On top of these relationships, Thornton also remains very close with Glen Murray, a figure in Los Angeles’ player development, and I’m told the two, who played together with the Bruins for three and a half seasons, regularly communicate.

LeBrun reported that staying with the Sharks remains Thornton’s No. 1 option, but it’s pretty clear interest in him is sky-high — and coming from a number of different places.

Los Angeles has been making moves to clear cap space, recently buying out the remainder of defenseman Matt Greene’s contract. The Kings also lost blueliner Brayden McNabb to Vegas at the expansion draft.

What happens with Marian Gaborik‘s $4.875M cap hit remains to be seen. The veteran winger underwent an offseason procedure for a “chronic” knee issue and, depending on his recovery, could open the year on long-term injured reserve.
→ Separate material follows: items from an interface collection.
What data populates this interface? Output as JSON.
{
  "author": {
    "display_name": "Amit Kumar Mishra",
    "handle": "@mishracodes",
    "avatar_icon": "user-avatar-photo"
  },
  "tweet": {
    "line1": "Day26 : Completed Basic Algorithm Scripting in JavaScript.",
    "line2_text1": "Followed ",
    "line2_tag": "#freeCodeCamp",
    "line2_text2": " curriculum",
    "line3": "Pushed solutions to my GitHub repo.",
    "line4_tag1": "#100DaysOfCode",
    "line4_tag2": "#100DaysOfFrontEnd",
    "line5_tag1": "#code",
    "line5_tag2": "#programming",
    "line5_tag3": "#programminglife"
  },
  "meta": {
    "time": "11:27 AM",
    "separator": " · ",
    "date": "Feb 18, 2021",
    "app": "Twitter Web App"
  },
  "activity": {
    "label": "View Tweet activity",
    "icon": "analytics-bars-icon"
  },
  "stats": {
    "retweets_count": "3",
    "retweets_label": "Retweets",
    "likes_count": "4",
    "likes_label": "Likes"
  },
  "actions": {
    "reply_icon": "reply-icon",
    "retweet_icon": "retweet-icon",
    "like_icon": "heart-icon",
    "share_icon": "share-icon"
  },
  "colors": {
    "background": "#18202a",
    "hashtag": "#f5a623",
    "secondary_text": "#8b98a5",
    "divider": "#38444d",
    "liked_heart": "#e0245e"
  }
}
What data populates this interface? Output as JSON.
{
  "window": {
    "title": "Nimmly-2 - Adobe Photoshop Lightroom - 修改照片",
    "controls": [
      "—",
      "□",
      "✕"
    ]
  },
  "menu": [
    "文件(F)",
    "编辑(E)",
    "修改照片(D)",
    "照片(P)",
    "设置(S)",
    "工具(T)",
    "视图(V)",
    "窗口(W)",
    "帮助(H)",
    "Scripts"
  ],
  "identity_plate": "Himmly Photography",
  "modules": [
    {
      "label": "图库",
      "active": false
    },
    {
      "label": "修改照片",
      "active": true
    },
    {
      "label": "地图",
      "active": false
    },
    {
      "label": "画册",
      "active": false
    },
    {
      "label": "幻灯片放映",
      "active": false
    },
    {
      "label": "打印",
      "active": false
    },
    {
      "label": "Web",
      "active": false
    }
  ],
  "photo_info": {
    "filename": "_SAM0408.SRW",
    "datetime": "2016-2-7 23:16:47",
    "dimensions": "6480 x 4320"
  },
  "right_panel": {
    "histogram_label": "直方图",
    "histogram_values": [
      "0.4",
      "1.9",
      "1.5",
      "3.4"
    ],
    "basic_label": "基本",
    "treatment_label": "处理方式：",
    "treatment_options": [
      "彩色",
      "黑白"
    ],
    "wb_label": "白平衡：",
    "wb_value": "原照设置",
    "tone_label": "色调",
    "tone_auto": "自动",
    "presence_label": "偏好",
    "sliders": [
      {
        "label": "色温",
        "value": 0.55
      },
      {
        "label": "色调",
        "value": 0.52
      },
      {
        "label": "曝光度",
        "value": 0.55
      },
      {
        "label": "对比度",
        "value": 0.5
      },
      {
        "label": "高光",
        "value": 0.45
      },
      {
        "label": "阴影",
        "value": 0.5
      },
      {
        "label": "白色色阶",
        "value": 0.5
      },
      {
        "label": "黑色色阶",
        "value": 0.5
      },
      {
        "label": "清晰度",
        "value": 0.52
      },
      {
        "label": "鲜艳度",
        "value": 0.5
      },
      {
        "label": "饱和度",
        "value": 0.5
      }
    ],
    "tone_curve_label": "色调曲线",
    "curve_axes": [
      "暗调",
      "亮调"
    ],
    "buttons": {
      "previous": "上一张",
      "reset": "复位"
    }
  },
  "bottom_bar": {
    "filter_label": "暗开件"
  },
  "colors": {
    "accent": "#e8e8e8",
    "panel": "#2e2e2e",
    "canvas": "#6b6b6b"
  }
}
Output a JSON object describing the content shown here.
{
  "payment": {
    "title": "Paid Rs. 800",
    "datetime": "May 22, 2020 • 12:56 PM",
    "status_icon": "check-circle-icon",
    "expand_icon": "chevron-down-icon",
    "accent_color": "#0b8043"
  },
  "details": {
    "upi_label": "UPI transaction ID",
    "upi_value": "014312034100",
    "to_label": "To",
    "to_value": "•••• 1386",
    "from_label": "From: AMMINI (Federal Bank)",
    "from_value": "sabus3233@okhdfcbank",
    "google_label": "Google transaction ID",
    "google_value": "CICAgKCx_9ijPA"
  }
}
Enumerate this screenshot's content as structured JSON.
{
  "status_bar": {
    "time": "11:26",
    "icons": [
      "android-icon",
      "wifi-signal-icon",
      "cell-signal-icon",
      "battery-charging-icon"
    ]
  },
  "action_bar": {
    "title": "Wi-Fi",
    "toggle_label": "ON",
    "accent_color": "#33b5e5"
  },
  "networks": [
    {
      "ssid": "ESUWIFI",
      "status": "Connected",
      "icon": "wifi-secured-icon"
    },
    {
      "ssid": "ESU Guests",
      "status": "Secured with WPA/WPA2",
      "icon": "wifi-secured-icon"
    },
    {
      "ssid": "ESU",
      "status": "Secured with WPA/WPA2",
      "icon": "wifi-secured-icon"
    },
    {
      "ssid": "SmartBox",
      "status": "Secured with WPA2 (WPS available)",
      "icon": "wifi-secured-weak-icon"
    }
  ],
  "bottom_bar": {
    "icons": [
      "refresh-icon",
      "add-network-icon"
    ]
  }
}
Thornton would give L.A. a formidable one-two punch at center along with Anze Kopitar (and a truly formidable 1-2-3 punch with Kopitar and Jeff Carter, for that matter). It’s also worth noting that as he’s gotten longer in the tooth, Thornton has successfully platooned as a winger — most notably during San Jose’s Stanley Cup run in 2016.